Your instructions: Take every line in the entries that includes the word "TradingView" and copy it.

===== Task data

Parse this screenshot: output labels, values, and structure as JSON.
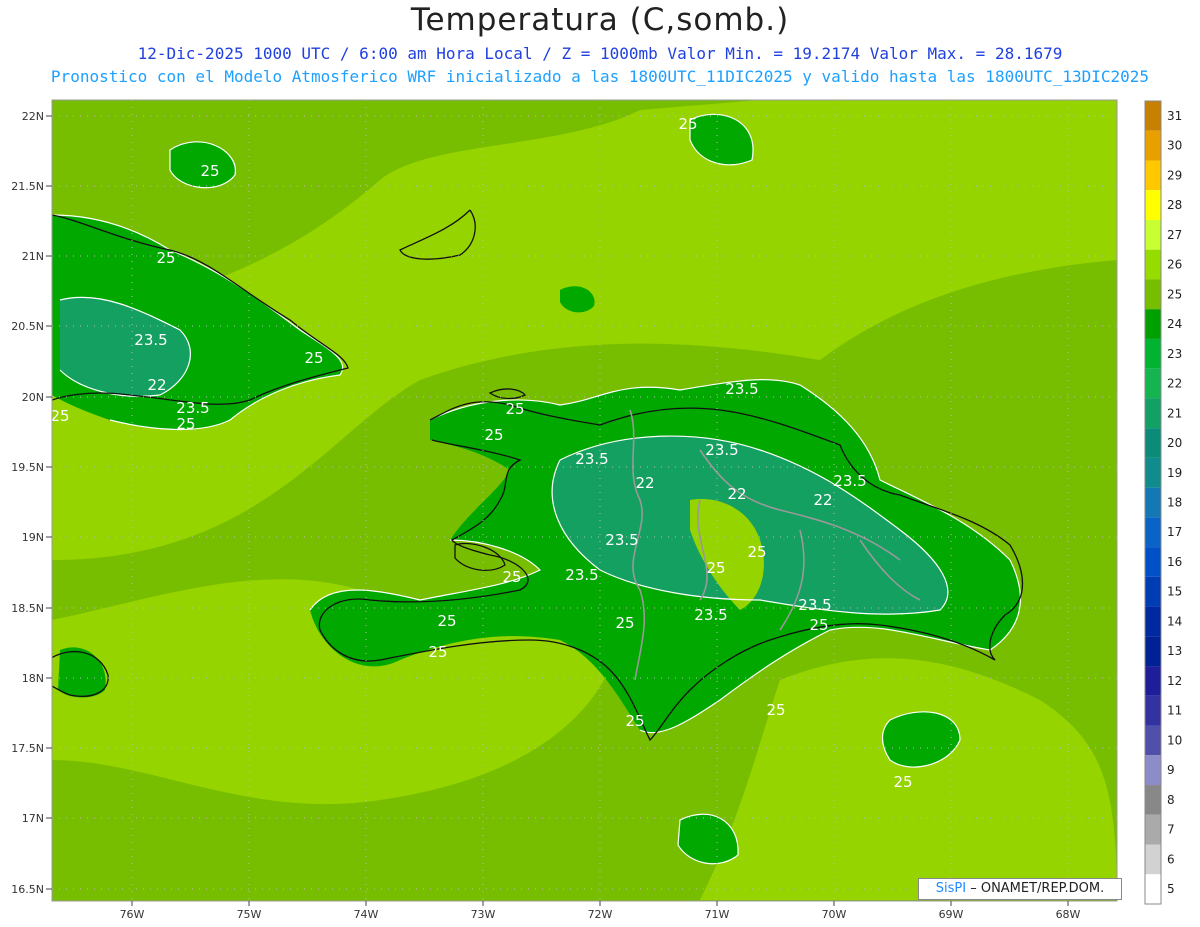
{
  "header": {
    "title": "Temperatura (C,somb.)",
    "line1": "12-Dic-2025  1000 UTC / 6:00 am Hora Local / Z = 1000mb   Valor Min. = 19.2174  Valor Max. = 28.1679",
    "line2": "Pronostico con el Modelo Atmosferico WRF inicializado a las 1800UTC_11DIC2025 y valido hasta las  1800UTC_13DIC2025"
  },
  "axes": {
    "lat_labels": [
      "22N",
      "21.5N",
      "21N",
      "20.5N",
      "20N",
      "19.5N",
      "19N",
      "18.5N",
      "18N",
      "17.5N",
      "17N",
      "16.5N"
    ],
    "lon_labels": [
      "76W",
      "75W",
      "74W",
      "73W",
      "72W",
      "71W",
      "70W",
      "69W",
      "68W"
    ]
  },
  "colorbar": {
    "labels": [
      "31",
      "30",
      "29",
      "28",
      "27",
      "26",
      "25",
      "24",
      "23",
      "22",
      "21",
      "20",
      "19",
      "18",
      "17",
      "16",
      "15",
      "14",
      "13",
      "12",
      "11",
      "10",
      "9",
      "8",
      "7",
      "6",
      "5"
    ],
    "colors": [
      "#c88000",
      "#e8a000",
      "#ffc800",
      "#ffff00",
      "#c8ff32",
      "#96dc00",
      "#78be00",
      "#00a000",
      "#00b432",
      "#14b450",
      "#12a064",
      "#0a8c78",
      "#118c8c",
      "#1478b4",
      "#0a64c8",
      "#0050c8",
      "#003cb4",
      "#0028a0",
      "#002096",
      "#1e1e9a",
      "#3232a0",
      "#5050aa",
      "#8c8cc8",
      "#888888",
      "#aaaaaa",
      "#d2d2d2",
      "#ffffff"
    ],
    "bands": 27
  },
  "contour_labels": [
    {
      "text": "25"
    },
    {
      "text": "25"
    },
    {
      "text": "25"
    },
    {
      "text": "23.5"
    },
    {
      "text": "22"
    },
    {
      "text": "23.5"
    },
    {
      "text": "25"
    },
    {
      "text": "25"
    },
    {
      "text": "25"
    },
    {
      "text": "25"
    },
    {
      "text": "25"
    },
    {
      "text": "23.5"
    },
    {
      "text": "23.5"
    },
    {
      "text": "23.5"
    },
    {
      "text": "22"
    },
    {
      "text": "22"
    },
    {
      "text": "23.5"
    },
    {
      "text": "22"
    },
    {
      "text": "23.5"
    },
    {
      "text": "25"
    },
    {
      "text": "25"
    },
    {
      "text": "23.5"
    },
    {
      "text": "23.5"
    },
    {
      "text": "23.5"
    },
    {
      "text": "25"
    },
    {
      "text": "25"
    },
    {
      "text": "25"
    },
    {
      "text": "25"
    },
    {
      "text": "25"
    },
    {
      "text": "25"
    },
    {
      "text": "25"
    },
    {
      "text": "25"
    }
  ],
  "credit": {
    "brand": "SisPI",
    "text": "– ONAMET/REP.DOM."
  }
}
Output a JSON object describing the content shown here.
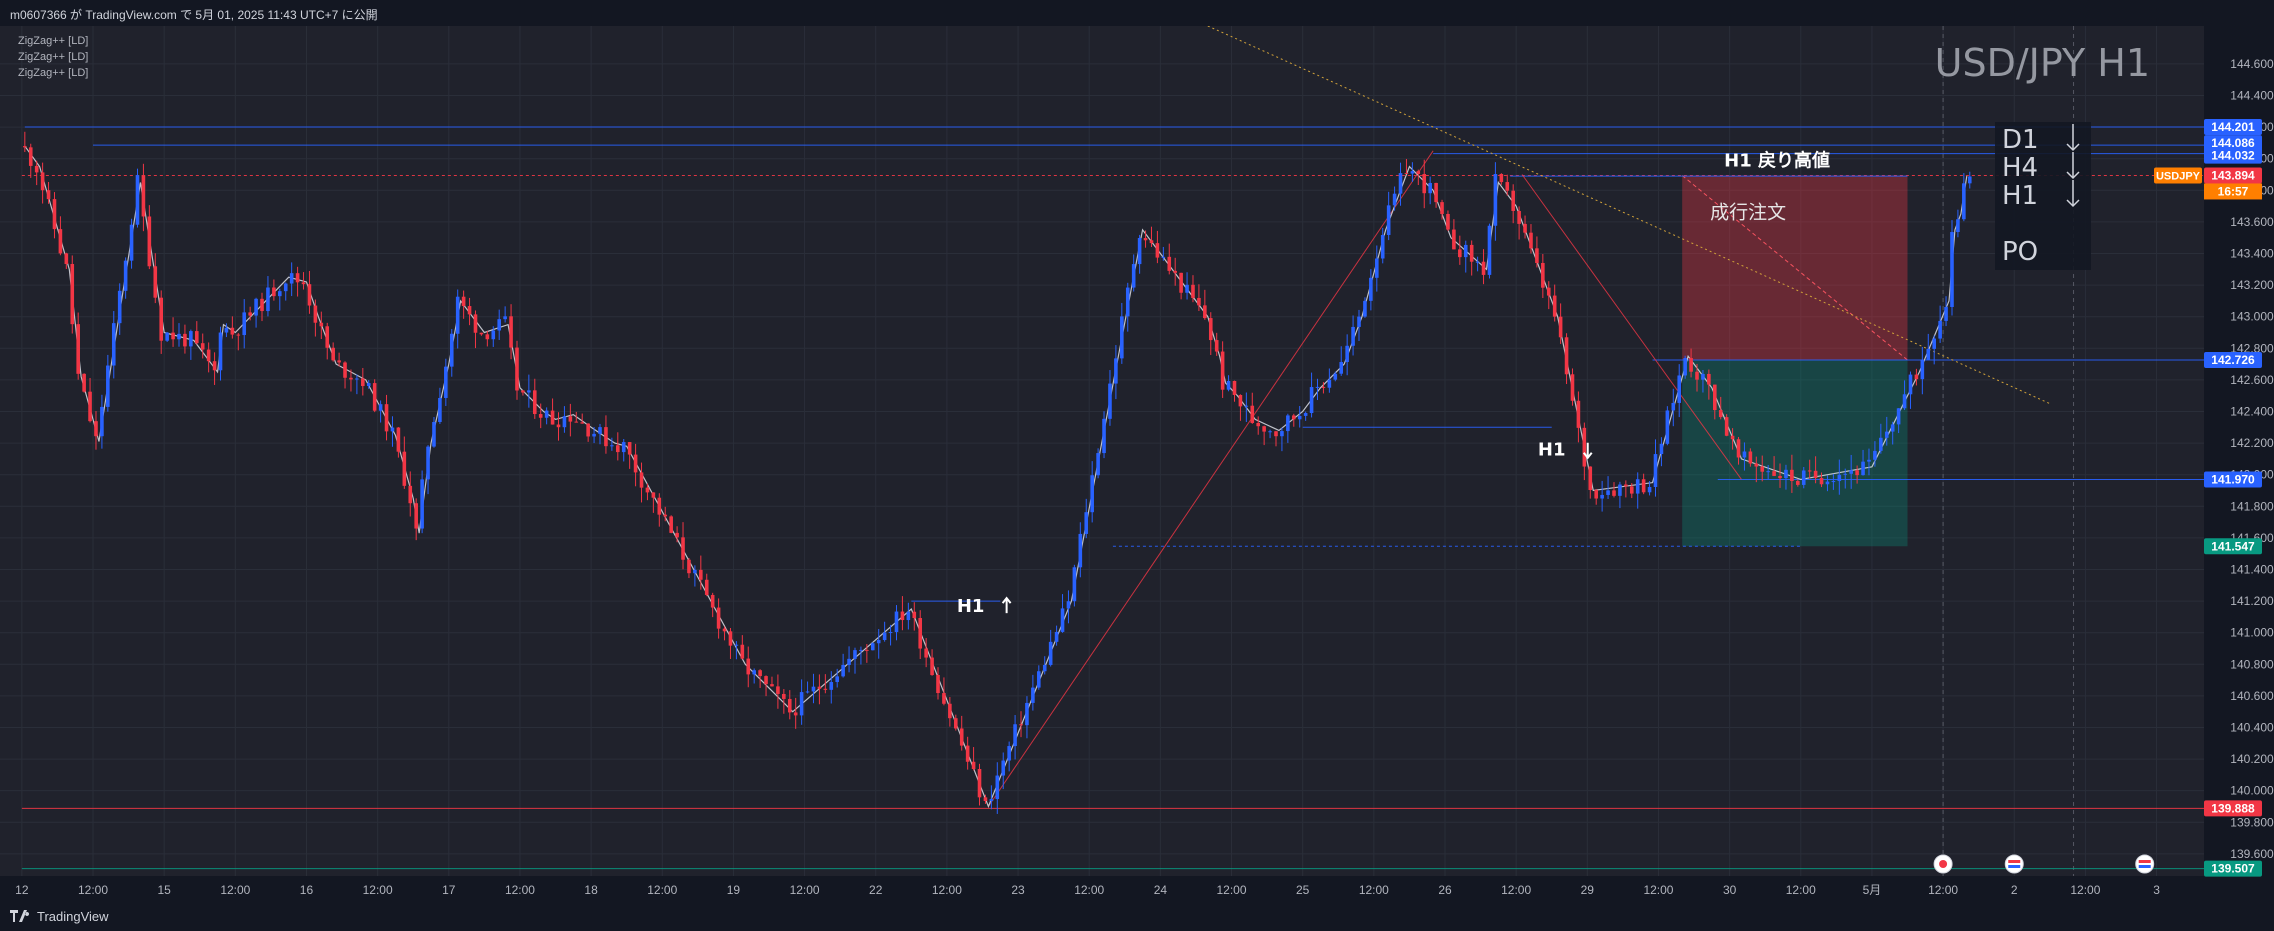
{
  "header": {
    "published": "m0607366 が TradingView.com で 5月 01, 2025 11:43 UTC+7 に公開"
  },
  "footer": {
    "brand": "TradingView"
  },
  "chart_data": {
    "type": "line",
    "title": "USD/JPY H1",
    "xlabel": "",
    "ylabel": "",
    "legend_position": "top-left",
    "legend": [
      "ZigZag++ [LD]",
      "ZigZag++ [LD]",
      "ZigZag++ [LD]"
    ],
    "ylim": [
      139.46,
      144.84
    ],
    "y_ticks": [
      "144.600",
      "144.400",
      "144.200",
      "144.000",
      "143.800",
      "143.600",
      "143.400",
      "143.200",
      "143.000",
      "142.800",
      "142.600",
      "142.400",
      "142.200",
      "142.000",
      "141.800",
      "141.600",
      "141.400",
      "141.200",
      "141.000",
      "140.800",
      "140.600",
      "140.400",
      "140.200",
      "140.000",
      "139.800",
      "139.600"
    ],
    "x_ticks": [
      "12",
      "12:00",
      "15",
      "12:00",
      "16",
      "12:00",
      "17",
      "12:00",
      "18",
      "12:00",
      "19",
      "12:00",
      "22",
      "12:00",
      "23",
      "12:00",
      "24",
      "12:00",
      "25",
      "12:00",
      "26",
      "12:00",
      "29",
      "12:00",
      "30",
      "12:00",
      "5月",
      "12:00",
      "2",
      "12:00",
      "3"
    ],
    "x_tick_times": [
      0,
      12,
      24,
      36,
      48,
      60,
      72,
      84,
      96,
      108,
      120,
      132,
      144,
      156,
      168,
      180,
      192,
      204,
      216,
      228,
      240,
      252,
      264,
      276,
      288,
      300,
      312,
      324,
      336,
      348,
      360
    ],
    "grid": true,
    "note": "time axis in trading hours from 12th 00:00 (weekends skipped)",
    "series": [
      {
        "name": "ZigZag++ [LD]",
        "color": "#d1d4dc",
        "x": [
          0.5,
          3,
          8,
          10,
          12,
          13,
          20,
          24,
          29,
          33,
          34,
          36,
          45,
          48,
          50,
          53,
          58,
          63,
          66,
          67,
          69,
          72,
          74,
          78,
          82,
          84,
          88,
          90,
          93,
          96,
          98,
          100,
          102,
          122,
          130,
          150,
          163,
          177,
          189,
          200,
          202,
          203,
          205,
          208,
          212,
          216,
          219,
          223,
          226,
          230,
          234,
          238,
          241,
          247,
          249,
          252,
          259,
          265,
          275,
          281,
          285,
          290,
          300,
          312,
          320,
          325,
          326,
          327,
          328
        ],
        "y": [
          144.08,
          143.95,
          143.3,
          142.62,
          142.35,
          142.21,
          143.85,
          142.9,
          142.85,
          142.65,
          142.95,
          142.9,
          143.25,
          143.22,
          143.0,
          142.7,
          142.6,
          142.25,
          141.85,
          141.63,
          142.2,
          142.7,
          143.1,
          142.9,
          142.95,
          142.55,
          142.4,
          142.35,
          142.38,
          142.3,
          142.25,
          142.2,
          142.18,
          140.8,
          140.5,
          141.15,
          139.9,
          141.2,
          143.55,
          143.0,
          142.75,
          142.58,
          142.5,
          142.35,
          142.28,
          142.4,
          142.55,
          142.7,
          143.0,
          143.55,
          143.95,
          143.8,
          143.5,
          143.3,
          143.85,
          143.7,
          143.0,
          141.9,
          141.95,
          142.75,
          142.55,
          142.1,
          141.97,
          142.05,
          142.65,
          143.1,
          143.55,
          143.65,
          143.89
        ]
      }
    ],
    "legend_colors": {
      "up": "#2962ff",
      "down": "#f23645"
    },
    "levels": [
      {
        "label": "144.201",
        "value": 144.201,
        "color": "#2962ff"
      },
      {
        "label": "144.086",
        "value": 144.086,
        "color": "#2962ff"
      },
      {
        "label": "144.032",
        "value": 144.032,
        "color": "#2962ff"
      },
      {
        "label": "143.894",
        "value": 143.894,
        "color": "#f23645"
      },
      {
        "label": "142.726",
        "value": 142.726,
        "color": "#2962ff"
      },
      {
        "label": "141.970",
        "value": 141.97,
        "color": "#2962ff"
      },
      {
        "label": "141.547",
        "value": 141.547,
        "color": "#089981"
      },
      {
        "label": "139.888",
        "value": 139.888,
        "color": "#f23645"
      },
      {
        "label": "139.507",
        "value": 139.507,
        "color": "#089981"
      }
    ],
    "price_tag": {
      "symbol": "USDJPY",
      "countdown": "16:57",
      "color": "#ff7f00"
    },
    "trade_box": {
      "label": "成行注文",
      "entry": 142.726,
      "target": 143.894,
      "stop": 141.547,
      "x_start": 280,
      "x_end": 318,
      "profit_color": "#f23645",
      "loss_color": "#089981"
    },
    "annotations": [
      {
        "text": "H1 戻り高値",
        "x": 296,
        "y": 143.95
      },
      {
        "text": "H1",
        "x": 160,
        "y": 141.13,
        "arrow": "up"
      },
      {
        "text": "H1",
        "x": 258,
        "y": 142.12,
        "arrow": "down"
      }
    ],
    "trend_panel": [
      {
        "tf": "D1",
        "dir": "down"
      },
      {
        "tf": "H4",
        "dir": "down"
      },
      {
        "tf": "H1",
        "dir": "down"
      },
      {
        "tf": "PO",
        "dir": ""
      }
    ],
    "event_markers": [
      {
        "x": 324,
        "kind": "dot"
      },
      {
        "x": 336,
        "kind": "flag"
      },
      {
        "x": 358,
        "kind": "flag"
      }
    ]
  }
}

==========

Exercise output:
    "published": "m0607366 が TradingView.com で 5月 01, 2025 11:43 UTC+7 に公開"
    "brand": "TradingView"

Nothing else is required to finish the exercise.